Late last April, I commissioned photographer Tim Hetherington to write an essay chronicling his year spent in Afghanistan’s war-torn Korengal Valley with a platoon of American soldiers. He’d been there with journalist and author Sebastian Junger to document an outpost colloquially referred to as Retrespo, named after Juan “Doc” Restrepo, a soldier who’d been killed on duty. Their footage—Hetherington and Junger recorded even the smallest of personal encounters with the US regiment—was edited into what became Restrepo, a nominee for Best Documentary at this year’s Academy Awards. It is with great sadness that I learned today of Hetherington’s death.

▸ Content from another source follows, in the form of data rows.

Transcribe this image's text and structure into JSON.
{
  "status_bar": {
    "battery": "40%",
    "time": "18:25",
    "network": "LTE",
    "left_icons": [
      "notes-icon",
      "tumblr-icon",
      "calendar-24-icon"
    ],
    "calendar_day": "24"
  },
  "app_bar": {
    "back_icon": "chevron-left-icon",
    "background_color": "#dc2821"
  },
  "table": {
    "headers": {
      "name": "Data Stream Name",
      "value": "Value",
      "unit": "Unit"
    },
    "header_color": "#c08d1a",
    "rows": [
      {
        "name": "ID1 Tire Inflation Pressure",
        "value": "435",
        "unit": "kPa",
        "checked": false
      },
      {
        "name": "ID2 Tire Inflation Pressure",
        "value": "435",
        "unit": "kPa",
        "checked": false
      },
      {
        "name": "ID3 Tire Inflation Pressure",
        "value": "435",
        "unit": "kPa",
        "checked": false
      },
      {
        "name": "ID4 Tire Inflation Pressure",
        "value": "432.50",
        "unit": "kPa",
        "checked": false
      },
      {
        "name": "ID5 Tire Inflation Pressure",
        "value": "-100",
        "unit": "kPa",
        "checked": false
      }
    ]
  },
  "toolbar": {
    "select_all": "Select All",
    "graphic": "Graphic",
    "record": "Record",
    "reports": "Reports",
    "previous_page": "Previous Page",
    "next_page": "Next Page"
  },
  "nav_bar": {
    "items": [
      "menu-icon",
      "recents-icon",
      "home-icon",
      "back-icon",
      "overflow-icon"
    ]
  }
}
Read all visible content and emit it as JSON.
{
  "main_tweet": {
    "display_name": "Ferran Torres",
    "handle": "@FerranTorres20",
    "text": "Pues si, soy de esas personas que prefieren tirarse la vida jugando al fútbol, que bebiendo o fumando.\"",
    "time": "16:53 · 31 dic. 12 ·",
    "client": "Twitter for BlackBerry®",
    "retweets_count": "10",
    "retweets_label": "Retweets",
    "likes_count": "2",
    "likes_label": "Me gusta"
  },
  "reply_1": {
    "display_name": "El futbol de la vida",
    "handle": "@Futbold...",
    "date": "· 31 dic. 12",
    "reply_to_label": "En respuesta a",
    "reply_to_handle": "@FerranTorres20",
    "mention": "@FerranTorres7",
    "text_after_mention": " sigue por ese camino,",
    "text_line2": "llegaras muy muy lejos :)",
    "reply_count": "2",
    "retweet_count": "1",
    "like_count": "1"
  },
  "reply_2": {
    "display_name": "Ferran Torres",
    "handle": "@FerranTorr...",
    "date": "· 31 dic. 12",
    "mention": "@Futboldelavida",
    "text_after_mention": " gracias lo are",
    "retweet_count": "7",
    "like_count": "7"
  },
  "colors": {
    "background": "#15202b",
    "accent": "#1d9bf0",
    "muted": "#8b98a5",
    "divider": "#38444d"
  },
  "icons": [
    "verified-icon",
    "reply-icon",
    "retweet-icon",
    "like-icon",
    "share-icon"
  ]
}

He was in the Misrata district of Libya when he was killed on the front lines by what he’d referred to on Twitter as “indiscriminate shelling by Qaddafi forces.” Details of his death are currently muddled, but this is without question a terrible loss for photography and journalism—and for the world. Read his heartfelt essay and see his revealing photographs here. Poetically, he ended his piece with the following words: “When I’m asked, as I frequently am, what the title of the film [Restrepo] means, I say that it refers to an outpost named after a fallen comrade. But it’s also a metaphor for the sense of loss that every soldier is forced to endure.”